Birth Toolbox: Do You Know Your Bishop Score?
Near the end of pregnancy it’s common for the cervix to enter the spotlight, as cervical exams are often offered at each appointment starting around week 36. Even friends and family become invested in what exciting things your cervix is up to, the question of dilation arising again and again in conversation!
If your number is high, it’s likely met with excitement and bets that you’ll go into labor any minute; if it’s low, you may swear you’ll never have this baby.
But there’s more to predicting labor than dilation.
Your provider will evaluate your cervix based on five factors: dilation, effacement, position, consistency, and station.
Dilation refers to how dilated (or open) your cervix is, and will be measured in centimeters (1-10).
Effacement refers to the shortening and thinning of the cervix, as the cervix starts out long and thick but becomes short and papery thin as things progress. Effacement is described in percentages, such as, “You are 70% effaced.”
Position refers to the position of the cervix relative to the fetal head and maternal pelvis; essentially, it’s the direction the cervix is pointing: forward (anterior), middle (mid), or backward (posterior).
Consistency describes the firmness of the cervix: Is it very firm? Kind of firm (medium)? Or is it soft?
The final factor to be evaluated, Fetal Station, isn’t technically a cervical evaluation, but instead an evaluation of the location of the fetal head in relation to the ischial spines of your pelvis. Negative numbers indicate that baby is high, or above the ischial spines, and not really engaged in the pelvis; positive numbers, then, indicate that baby’s head has descended into the pelvis below the ischial spines.

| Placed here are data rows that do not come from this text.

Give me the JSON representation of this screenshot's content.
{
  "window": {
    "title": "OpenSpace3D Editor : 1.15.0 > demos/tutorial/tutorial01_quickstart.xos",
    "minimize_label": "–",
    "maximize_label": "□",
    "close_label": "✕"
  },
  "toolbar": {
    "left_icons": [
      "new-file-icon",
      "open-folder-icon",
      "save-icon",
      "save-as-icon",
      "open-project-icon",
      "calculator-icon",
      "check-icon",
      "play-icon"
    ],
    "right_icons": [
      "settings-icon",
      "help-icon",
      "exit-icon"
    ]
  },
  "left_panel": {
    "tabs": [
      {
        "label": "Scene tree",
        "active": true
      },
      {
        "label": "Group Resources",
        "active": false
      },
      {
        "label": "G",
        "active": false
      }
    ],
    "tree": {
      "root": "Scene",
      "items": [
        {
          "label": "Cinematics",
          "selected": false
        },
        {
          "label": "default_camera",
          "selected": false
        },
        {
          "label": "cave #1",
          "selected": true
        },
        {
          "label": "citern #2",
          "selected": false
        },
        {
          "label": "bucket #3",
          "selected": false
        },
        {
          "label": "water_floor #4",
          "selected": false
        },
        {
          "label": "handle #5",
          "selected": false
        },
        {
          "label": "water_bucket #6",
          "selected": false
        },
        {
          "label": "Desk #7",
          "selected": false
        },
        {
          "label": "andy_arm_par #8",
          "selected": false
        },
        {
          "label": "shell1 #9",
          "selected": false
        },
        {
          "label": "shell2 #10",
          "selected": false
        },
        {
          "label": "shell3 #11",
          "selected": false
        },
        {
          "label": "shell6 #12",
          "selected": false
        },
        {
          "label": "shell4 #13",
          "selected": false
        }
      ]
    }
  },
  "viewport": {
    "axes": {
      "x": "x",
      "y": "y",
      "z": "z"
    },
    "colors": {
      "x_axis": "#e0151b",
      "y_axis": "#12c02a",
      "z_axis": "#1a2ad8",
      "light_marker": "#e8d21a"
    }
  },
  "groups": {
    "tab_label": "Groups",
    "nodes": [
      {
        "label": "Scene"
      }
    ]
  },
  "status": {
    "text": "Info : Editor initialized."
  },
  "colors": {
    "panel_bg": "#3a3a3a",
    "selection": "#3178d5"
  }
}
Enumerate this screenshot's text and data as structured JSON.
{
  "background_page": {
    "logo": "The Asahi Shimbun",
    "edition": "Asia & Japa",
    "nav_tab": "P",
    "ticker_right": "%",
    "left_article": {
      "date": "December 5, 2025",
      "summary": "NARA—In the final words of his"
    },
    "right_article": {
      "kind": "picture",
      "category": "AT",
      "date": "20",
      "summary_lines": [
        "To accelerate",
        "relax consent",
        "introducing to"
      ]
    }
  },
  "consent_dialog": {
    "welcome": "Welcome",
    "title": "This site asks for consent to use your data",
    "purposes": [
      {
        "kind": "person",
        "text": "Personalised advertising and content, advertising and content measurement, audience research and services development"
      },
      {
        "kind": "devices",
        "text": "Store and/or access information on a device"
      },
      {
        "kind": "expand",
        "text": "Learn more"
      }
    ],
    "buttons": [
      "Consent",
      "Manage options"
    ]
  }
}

Each of these categories will be scored using a points system, and the resulting score is your Bishop Score (on a scale of 1-10).
Does your Bishop Score matter?
It’s true that regardless of how high or low your score is, you could go into labor at any time—things can change very quickly when it comes to birth!
But there are at least two instances where knowing your Bishop Score may help you make a more informed decision for yourself and your baby, and to do so more comfortably:
-If you’re considering an induction.
You see, the Bishop Score is most often used to predict the likelihood that an induction will lead to a vaginal delivery. The higher the score, the greater the likelihood that this will occur. Think of it as just one more piece of the puzzle to consider when electing if and when to have an induction.
-If you’re considering different methods of induction.
Suppose you need to be medically induced due to concerns for yours or baby’s health. If your Bishop Score is high, you and your provider may opt for jumping right into labor by breaking the bag of waters or inducing/augmenting contractions.
Alternatively, if your Bishop Score is low, suggesting your cervix may not be ready for labor, you and your provider could consider a variety of cervix ripening techniques for beginning the induction.
In the end, the Bishop Score is just one more tool to add to your birth toolbox.
Sure, it may collect dust there.
But it may also prove a useful guide if you reach a fork in the road on your journey to parenthood and are looking for the next right path for you and your family.
Wondering how to calculate your score? Use this nifty online calculator, or head to the App Store and download one for free!